Our differences are what can make us strong if we only knew the value of embracing them, rather than trying to force everyone into a homogenized gender role deemed “correct” by societal standards. Be loving, be kind, be supportive!
Ask yourself – Is there a particular subject or cause you feel strongly about? Pro-choice, work place equality, LGBTQ+, just to name a few. It doesn’t even have to be a strictly “women’s rights issue” – the key here is Empowerment.
When we empower ourselves, we can then start to empower others. Learn about the things that matter to you and then share your voice! Attend marches, peaceful protests, spread your time and love in a meaningful way – get active, get involved.
What Men Can Do To Support Women
Besides get out of our f*cking way and apologizing profusely for millennia of oppression? (I kid, I kid!) It can be challenging for men to speak up about women’s rights, simply because even those who do care and are supportive may feel it is not their place to speak on these issues.
I absolutely agree with certain women’s issues (reproductive rights, sexual consent, etc) where “no vagina, no opinion” totally applies, but there are still ways you can make a difference!
Actually go to protests, marches, for women’s rights. We know, we know, you’ve got man parts, but that doesn’t mean you can’t support! Lend your platform, voice, support to women – in our patriarchal society, men are more likely to be heard. Use your privilege!
Actively listen to the women in your life who are important to you, chances are if the women in your life care about it, other women feel the same. Be present, be loving, be respectful.
Hell Yes, Feminism
For the record, for those who still do not understand what feminism is (for reasons unbeknownst to those of us who are woke), Feminism is simply the advocacy of equal rights, regardless of sex or gender, be it social, economical, political, personal.
Some may argue that things are better now than they used to be. While this may be true, it does not mean women by any means have equal rights, nor is there justice for many crimes against women. Yes there has been improvement, however, improvement doesn’t mean it is time to stop striving for equality and growth, nor does it mean the issues at hand have been resolved – far from it.
Ladies, let’s make it a point to stop undermining and tearing down other women, and instead, make an honest effort to empower and support each other to the best of our abilities.
In this same vein, we also need to stop making men the bad guy. Yes, you read that right. I’ll say it again for those in the back. We as women must stop making men the villain. Remember that sexism can work both ways, so let us practice what we preach!
It is our job to educate, inspire, to help bring understanding to those who are not aware, and to lead by example.
While it is incredibly frustrating and at times enraging to deal with sometimes willful ignorance, we must remember that hate can only breed more hate. We must be the change we wish to see. If it is love and equality we desire, we must first embody these things. It starts with treating ourselves with love first, and showing other women and men this same love.

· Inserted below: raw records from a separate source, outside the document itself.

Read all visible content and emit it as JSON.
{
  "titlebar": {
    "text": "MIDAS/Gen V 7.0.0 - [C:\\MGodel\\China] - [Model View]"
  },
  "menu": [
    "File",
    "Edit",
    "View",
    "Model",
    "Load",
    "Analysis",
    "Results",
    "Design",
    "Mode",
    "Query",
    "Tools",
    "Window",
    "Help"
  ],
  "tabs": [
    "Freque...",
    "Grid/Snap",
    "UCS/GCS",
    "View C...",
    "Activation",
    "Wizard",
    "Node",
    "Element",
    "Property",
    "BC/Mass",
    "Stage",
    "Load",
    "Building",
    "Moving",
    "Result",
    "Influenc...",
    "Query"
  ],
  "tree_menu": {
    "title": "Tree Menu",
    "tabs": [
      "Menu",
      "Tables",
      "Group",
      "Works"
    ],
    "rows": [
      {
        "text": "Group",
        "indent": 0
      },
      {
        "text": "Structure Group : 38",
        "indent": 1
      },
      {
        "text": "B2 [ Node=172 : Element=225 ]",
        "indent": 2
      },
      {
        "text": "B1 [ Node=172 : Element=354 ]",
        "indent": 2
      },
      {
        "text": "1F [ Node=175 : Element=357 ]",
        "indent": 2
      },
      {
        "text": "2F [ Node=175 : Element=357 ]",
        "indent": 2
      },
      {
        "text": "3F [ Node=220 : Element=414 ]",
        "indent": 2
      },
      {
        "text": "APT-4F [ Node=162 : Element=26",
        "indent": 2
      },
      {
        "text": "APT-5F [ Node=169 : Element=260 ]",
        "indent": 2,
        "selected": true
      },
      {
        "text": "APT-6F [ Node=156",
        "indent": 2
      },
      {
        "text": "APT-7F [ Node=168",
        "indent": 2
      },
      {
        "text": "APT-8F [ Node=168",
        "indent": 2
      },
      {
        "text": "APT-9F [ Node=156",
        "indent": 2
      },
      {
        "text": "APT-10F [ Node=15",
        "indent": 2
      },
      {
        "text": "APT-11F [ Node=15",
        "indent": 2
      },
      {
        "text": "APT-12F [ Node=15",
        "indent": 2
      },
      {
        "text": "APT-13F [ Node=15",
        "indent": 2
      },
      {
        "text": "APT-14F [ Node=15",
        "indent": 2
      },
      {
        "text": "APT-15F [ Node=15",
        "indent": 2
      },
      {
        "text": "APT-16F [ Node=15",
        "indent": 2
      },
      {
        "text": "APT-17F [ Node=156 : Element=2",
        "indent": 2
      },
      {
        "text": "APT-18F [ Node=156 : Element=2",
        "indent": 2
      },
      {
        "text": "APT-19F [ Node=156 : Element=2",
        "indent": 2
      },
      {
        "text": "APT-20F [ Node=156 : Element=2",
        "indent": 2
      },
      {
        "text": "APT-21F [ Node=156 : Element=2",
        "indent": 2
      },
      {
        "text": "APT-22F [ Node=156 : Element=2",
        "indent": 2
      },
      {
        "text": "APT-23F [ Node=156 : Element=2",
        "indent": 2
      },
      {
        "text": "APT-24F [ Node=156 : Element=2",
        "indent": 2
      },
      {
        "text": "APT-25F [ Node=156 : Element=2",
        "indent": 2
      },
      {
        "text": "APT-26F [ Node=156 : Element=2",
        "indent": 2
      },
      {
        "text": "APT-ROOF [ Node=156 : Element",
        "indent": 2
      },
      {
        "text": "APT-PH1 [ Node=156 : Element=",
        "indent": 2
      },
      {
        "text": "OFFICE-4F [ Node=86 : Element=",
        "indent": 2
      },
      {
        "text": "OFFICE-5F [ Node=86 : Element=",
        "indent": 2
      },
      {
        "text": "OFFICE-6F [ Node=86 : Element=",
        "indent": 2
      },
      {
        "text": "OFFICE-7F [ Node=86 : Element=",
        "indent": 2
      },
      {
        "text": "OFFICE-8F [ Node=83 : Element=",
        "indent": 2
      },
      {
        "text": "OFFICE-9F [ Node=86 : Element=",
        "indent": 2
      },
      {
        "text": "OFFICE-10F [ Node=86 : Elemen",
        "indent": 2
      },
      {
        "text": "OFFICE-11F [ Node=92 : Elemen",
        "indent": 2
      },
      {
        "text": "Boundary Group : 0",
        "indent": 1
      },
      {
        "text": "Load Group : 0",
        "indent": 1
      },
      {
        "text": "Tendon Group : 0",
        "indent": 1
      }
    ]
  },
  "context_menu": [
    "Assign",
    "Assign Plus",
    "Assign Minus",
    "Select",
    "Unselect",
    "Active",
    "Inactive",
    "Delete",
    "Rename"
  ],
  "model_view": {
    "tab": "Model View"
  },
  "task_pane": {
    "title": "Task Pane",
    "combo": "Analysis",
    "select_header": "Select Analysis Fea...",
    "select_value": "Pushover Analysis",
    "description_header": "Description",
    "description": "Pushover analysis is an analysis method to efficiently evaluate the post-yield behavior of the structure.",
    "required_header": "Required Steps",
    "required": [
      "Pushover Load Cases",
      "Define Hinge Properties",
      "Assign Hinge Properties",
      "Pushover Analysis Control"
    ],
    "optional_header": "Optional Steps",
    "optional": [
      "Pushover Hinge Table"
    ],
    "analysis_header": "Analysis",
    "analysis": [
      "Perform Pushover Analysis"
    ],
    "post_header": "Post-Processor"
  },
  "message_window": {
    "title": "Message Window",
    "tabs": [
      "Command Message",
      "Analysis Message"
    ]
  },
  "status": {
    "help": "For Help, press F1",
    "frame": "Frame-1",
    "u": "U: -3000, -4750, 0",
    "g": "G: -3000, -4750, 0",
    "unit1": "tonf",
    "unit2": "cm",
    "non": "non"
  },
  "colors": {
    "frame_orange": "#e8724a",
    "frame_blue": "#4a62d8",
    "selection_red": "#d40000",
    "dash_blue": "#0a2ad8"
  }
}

This include not berating and belittling our men! There is a place for both the feminine and masculine. One cannot exist without the other. And we must remember that true empowerment comes not from tearing others down, but through rising up together.

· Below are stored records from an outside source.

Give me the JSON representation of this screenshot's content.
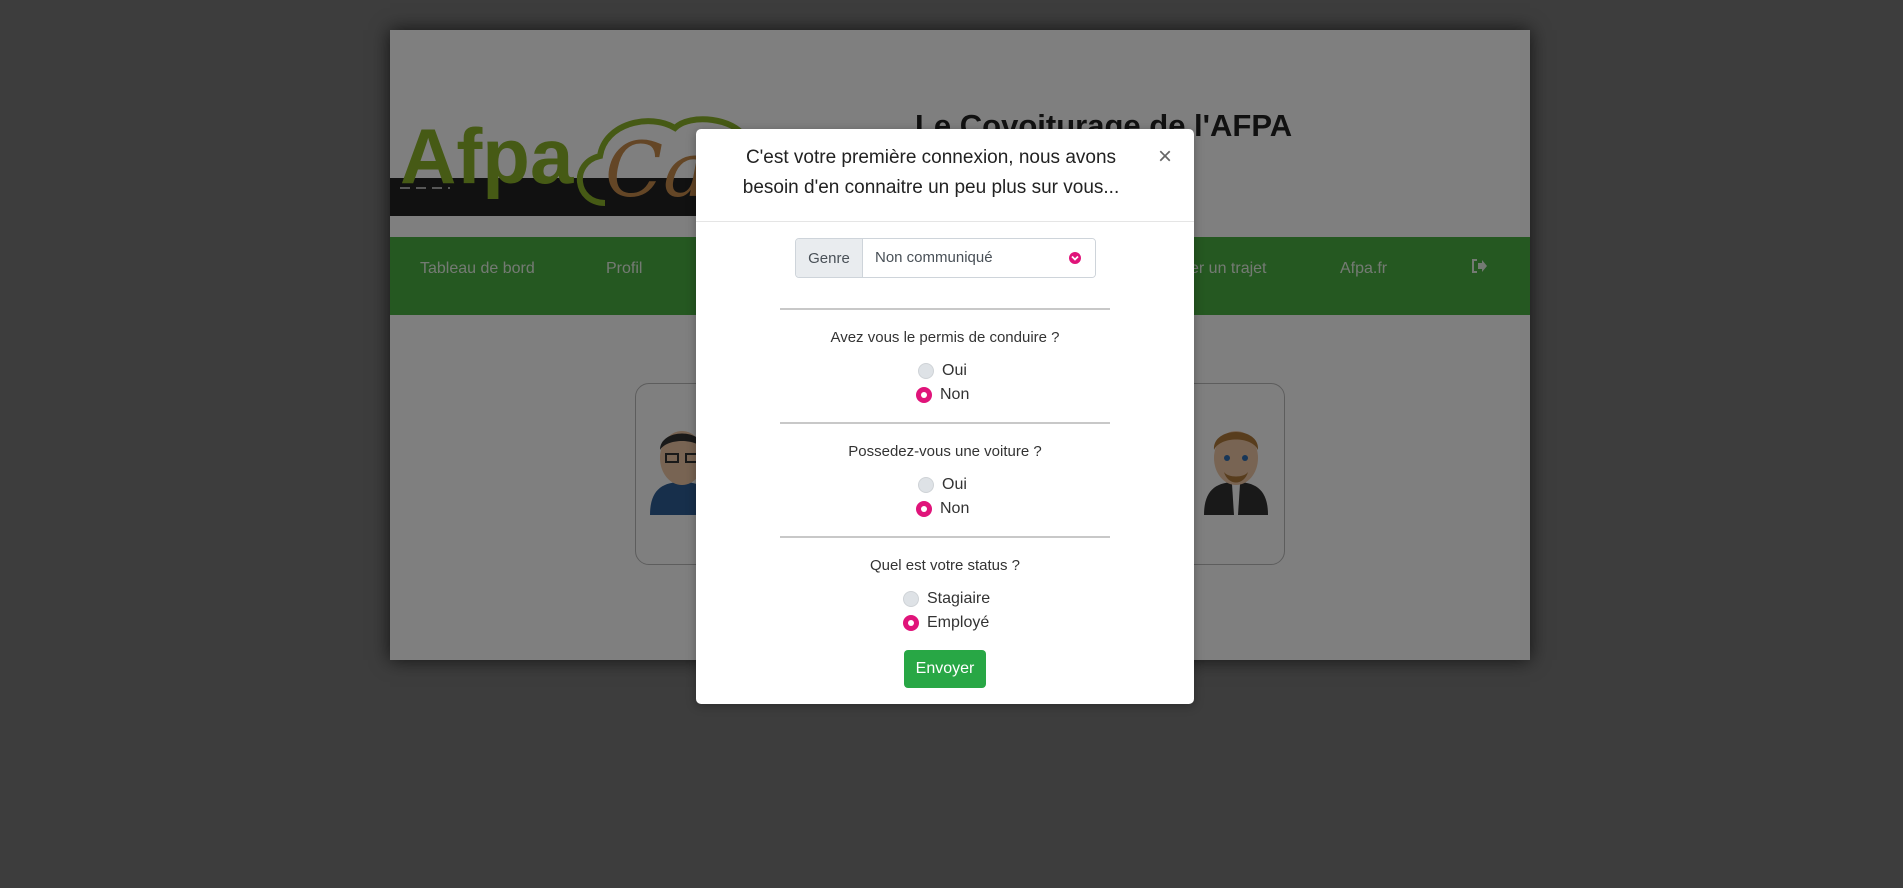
{
  "header": {
    "title": "Le Covoiturage de l'AFPA",
    "logo_text_1": "Afpa",
    "logo_text_2": "Car"
  },
  "nav": {
    "items": [
      {
        "label": "Tableau de bord"
      },
      {
        "label": "Profil"
      },
      {
        "label": "er un trajet"
      },
      {
        "label": "Afpa.fr"
      }
    ],
    "logout_icon": "sign-out-icon"
  },
  "modal": {
    "title": "C'est votre première connexion, nous avons besoin d'en connaitre un peu plus sur vous...",
    "close_symbol": "×",
    "genre": {
      "prepend_label": "Genre",
      "selected_value": "Non communiqué"
    },
    "questions": [
      {
        "label": "Avez vous le permis de conduire ?",
        "options": [
          {
            "label": "Oui",
            "checked": false
          },
          {
            "label": "Non",
            "checked": true
          }
        ]
      },
      {
        "label": "Possedez-vous une voiture ?",
        "options": [
          {
            "label": "Oui",
            "checked": false
          },
          {
            "label": "Non",
            "checked": true
          }
        ]
      },
      {
        "label": "Quel est votre status ?",
        "options": [
          {
            "label": "Stagiaire",
            "checked": false
          },
          {
            "label": "Employé",
            "checked": true
          }
        ]
      }
    ],
    "submit_label": "Envoyer"
  },
  "colors": {
    "navbar": "#4bb043",
    "accent_radio": "#e0147a",
    "submit": "#28a745",
    "logo_green": "#8db52b",
    "logo_orange": "#c98d4c"
  }
}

Let’s all take a stand today ladies and gents! Whether that’s through art, activism, fucking your significant others with a strap-on (hey, what ever works, but remember people, SSC – safe, sane, consensual), or just simply spreading awareness, everyone has the voice to make an impact.

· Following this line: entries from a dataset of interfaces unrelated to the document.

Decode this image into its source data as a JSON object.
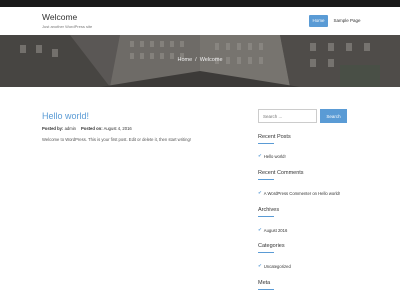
{
  "site": {
    "title": "Welcome",
    "tagline": "Just another WordPress site"
  },
  "nav": {
    "items": [
      {
        "label": "Home",
        "active": true
      },
      {
        "label": "Sample Page",
        "active": false
      }
    ]
  },
  "hero": {
    "breadcrumb": [
      "Home",
      "Welcome"
    ],
    "separator": "/"
  },
  "post": {
    "title": "Hello world!",
    "posted_by_label": "Posted by:",
    "author": "admin",
    "posted_on_label": "Posted on:",
    "date": "August 4, 2016",
    "body": "Welcome to WordPress. This is your first post. Edit or delete it, then start writing!"
  },
  "sidebar": {
    "search_placeholder": "Search ...",
    "search_button": "Search",
    "widgets": [
      {
        "title": "Recent Posts",
        "items": [
          "Hello world!"
        ]
      },
      {
        "title": "Recent Comments",
        "items": [
          "A WordPress Commenter on Hello world!"
        ]
      },
      {
        "title": "Archives",
        "items": [
          "August 2016"
        ]
      },
      {
        "title": "Categories",
        "items": [
          "Uncategorized"
        ]
      },
      {
        "title": "Meta",
        "items": []
      }
    ]
  },
  "colors": {
    "accent": "#5a9bd5",
    "topbar": "#1a1a1a"
  },
  "icons": {
    "list_bullet": "check-icon"
  }
}
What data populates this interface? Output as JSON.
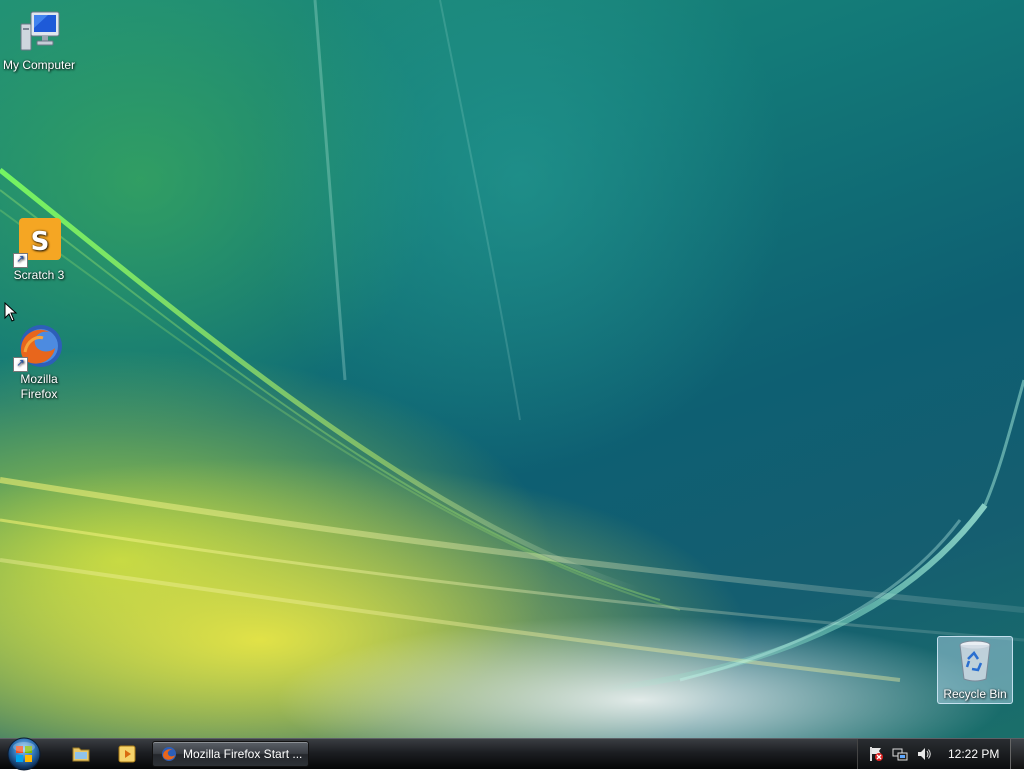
{
  "desktop": {
    "icons": [
      {
        "label": "My Computer",
        "icon": "computer-icon"
      },
      {
        "label": "Scratch 3",
        "icon": "scratch-icon",
        "shortcut": true
      },
      {
        "label": "Mozilla Firefox",
        "icon": "firefox-icon",
        "shortcut": true
      },
      {
        "label": "Recycle Bin",
        "icon": "recycle-bin-icon",
        "selected": true
      }
    ]
  },
  "taskbar": {
    "start_icon": "windows-start-orb",
    "quick_launch": [
      {
        "icon": "explorer-folder-icon"
      },
      {
        "icon": "media-player-icon"
      }
    ],
    "tasks": [
      {
        "label": "Mozilla Firefox Start ...",
        "icon": "firefox-icon"
      }
    ],
    "tray": {
      "icons": [
        "security-alert-icon",
        "network-icon",
        "volume-icon"
      ],
      "clock": "12:22 PM"
    }
  },
  "colors": {
    "taskbar": "#1c1e22",
    "wallpaper_teal": "#137a78",
    "wallpaper_yellow": "#e8e646",
    "wallpaper_green": "#3cab5a"
  }
}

What kind of imprint do YOU want to leave?
Header Image: Girl power by Quinn Dombrowski is licensed under CC by SA 2.0; Source